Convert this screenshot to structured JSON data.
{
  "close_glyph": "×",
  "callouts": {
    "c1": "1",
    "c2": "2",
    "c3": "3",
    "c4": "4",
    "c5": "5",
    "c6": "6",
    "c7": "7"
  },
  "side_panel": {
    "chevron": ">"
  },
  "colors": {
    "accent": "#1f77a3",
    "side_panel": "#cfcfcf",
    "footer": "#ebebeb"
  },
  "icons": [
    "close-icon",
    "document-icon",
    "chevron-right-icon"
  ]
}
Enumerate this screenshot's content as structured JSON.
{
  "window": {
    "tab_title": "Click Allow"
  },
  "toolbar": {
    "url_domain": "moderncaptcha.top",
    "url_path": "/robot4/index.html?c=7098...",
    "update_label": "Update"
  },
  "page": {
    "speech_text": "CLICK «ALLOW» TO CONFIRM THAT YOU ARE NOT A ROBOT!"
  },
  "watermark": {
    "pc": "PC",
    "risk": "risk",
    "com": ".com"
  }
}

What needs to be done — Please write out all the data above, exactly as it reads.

Answer to the problem —
Convert this screenshot to structured JSON data.
{
  "close_glyph": "×",
  "callouts": {
    "c1": "1",
    "c2": "2",
    "c3": "3",
    "c4": "4",
    "c5": "5",
    "c6": "6",
    "c7": "7"
  },
  "side_panel": {
    "chevron": ">"
  },
  "colors": {
    "accent": "#1f77a3",
    "side_panel": "#cfcfcf",
    "footer": "#ebebeb"
  },
  "icons": [
    "close-icon",
    "document-icon",
    "chevron-right-icon"
  ]
}
Enumerate this screenshot's content as structured JSON.
{
  "window": {
    "tab_title": "Click Allow"
  },
  "toolbar": {
    "url_domain": "moderncaptcha.top",
    "url_path": "/robot4/index.html?c=7098...",
    "update_label": "Update"
  },
  "page": {
    "speech_text": "CLICK «ALLOW» TO CONFIRM THAT YOU ARE NOT A ROBOT!"
  },
  "watermark": {
    "pc": "PC",
    "risk": "risk",
    "com": ".com"
  }
}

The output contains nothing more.